__Exercise goal__:
Work out how many lines below contain "Slice". Provide only the figure.

__Information given__:
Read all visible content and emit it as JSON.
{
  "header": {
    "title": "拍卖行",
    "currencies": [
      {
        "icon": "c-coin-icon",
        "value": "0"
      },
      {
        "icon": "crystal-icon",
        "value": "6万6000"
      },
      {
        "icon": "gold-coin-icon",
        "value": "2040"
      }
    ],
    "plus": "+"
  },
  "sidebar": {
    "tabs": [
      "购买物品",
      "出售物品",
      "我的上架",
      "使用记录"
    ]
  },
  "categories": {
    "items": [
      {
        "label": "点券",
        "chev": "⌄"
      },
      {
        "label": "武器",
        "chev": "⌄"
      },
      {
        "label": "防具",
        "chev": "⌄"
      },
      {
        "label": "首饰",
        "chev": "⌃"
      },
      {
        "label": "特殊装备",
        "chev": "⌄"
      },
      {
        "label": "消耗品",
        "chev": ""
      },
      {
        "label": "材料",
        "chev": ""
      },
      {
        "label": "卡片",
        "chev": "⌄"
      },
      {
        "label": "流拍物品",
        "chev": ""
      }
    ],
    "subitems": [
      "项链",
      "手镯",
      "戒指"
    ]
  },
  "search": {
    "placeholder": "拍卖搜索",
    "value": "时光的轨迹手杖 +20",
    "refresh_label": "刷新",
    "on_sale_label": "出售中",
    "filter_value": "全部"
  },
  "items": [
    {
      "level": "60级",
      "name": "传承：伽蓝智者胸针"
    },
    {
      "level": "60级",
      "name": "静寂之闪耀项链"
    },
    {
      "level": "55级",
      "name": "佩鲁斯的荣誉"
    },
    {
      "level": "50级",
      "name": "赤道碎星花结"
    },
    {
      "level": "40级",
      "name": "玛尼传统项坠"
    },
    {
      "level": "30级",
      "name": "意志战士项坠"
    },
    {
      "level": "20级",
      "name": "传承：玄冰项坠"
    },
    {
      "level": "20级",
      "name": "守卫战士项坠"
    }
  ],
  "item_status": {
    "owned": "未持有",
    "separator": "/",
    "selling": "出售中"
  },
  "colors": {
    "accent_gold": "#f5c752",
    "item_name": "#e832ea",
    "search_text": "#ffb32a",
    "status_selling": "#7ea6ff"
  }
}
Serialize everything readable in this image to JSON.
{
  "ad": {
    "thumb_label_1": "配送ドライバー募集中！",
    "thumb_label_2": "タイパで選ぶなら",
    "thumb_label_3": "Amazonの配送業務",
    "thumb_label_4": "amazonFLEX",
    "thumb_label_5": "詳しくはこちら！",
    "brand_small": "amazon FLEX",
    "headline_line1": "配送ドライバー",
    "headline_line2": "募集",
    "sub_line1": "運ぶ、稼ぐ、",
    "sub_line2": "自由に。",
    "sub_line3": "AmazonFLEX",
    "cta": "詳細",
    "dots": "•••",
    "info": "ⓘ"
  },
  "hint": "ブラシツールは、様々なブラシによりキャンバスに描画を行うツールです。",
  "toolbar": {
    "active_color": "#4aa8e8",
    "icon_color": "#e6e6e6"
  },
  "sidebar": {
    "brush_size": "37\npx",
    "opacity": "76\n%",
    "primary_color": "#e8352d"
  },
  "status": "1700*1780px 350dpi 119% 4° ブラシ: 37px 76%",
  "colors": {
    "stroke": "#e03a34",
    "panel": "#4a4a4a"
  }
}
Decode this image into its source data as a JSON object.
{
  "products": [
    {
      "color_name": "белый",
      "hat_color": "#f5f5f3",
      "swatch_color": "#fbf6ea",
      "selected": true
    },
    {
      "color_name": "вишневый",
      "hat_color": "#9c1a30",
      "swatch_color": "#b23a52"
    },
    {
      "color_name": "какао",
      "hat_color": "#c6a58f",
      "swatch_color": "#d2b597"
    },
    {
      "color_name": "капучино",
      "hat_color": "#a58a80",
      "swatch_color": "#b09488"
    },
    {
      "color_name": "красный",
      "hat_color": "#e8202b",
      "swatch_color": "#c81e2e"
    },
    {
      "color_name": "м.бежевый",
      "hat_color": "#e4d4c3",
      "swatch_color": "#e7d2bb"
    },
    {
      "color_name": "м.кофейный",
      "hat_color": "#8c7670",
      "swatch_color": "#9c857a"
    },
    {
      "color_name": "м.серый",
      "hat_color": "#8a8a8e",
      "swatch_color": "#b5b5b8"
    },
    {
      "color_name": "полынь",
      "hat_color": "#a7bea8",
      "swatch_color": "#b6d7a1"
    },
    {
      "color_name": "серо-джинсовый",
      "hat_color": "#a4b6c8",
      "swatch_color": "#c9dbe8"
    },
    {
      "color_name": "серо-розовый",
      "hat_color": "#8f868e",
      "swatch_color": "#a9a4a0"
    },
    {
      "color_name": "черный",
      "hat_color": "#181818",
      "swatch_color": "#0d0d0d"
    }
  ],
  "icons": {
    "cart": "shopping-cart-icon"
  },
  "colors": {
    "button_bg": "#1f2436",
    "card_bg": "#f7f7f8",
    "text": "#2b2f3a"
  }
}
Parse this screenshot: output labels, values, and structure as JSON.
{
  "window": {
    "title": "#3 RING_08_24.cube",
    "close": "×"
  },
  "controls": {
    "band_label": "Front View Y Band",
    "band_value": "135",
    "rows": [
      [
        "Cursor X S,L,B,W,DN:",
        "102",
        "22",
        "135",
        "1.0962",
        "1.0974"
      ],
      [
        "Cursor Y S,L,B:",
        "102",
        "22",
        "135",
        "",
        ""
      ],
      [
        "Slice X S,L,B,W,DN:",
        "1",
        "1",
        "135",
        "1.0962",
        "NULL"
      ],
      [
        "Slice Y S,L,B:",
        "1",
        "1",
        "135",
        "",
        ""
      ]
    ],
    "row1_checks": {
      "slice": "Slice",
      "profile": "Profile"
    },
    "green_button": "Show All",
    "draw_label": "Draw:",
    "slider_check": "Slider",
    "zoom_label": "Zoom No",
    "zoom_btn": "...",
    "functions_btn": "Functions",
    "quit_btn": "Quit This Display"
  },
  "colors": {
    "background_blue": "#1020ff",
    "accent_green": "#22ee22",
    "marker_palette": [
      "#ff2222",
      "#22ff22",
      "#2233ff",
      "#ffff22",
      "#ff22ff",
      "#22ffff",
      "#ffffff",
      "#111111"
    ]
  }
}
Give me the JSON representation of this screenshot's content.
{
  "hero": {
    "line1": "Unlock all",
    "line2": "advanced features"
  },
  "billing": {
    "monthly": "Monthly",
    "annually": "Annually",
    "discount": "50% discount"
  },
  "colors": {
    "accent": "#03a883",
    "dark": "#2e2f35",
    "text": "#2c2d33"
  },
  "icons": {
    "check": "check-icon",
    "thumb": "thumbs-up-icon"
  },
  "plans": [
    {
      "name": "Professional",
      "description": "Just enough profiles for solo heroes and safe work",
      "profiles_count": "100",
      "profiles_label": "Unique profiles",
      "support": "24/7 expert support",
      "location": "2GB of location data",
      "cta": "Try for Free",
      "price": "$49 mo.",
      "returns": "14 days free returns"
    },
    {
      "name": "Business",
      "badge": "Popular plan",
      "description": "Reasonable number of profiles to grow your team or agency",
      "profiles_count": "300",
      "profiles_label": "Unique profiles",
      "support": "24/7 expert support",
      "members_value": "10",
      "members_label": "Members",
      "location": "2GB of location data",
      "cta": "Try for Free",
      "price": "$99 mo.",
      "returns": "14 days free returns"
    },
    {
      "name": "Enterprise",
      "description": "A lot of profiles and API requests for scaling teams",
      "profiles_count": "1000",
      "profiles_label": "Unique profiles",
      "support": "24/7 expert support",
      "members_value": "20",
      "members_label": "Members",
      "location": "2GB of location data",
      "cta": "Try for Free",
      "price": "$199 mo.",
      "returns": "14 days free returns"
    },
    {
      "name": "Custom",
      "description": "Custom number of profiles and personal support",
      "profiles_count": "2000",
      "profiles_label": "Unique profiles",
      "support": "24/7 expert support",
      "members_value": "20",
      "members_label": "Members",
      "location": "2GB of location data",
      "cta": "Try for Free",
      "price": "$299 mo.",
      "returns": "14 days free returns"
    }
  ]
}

__Exercise answer__:
3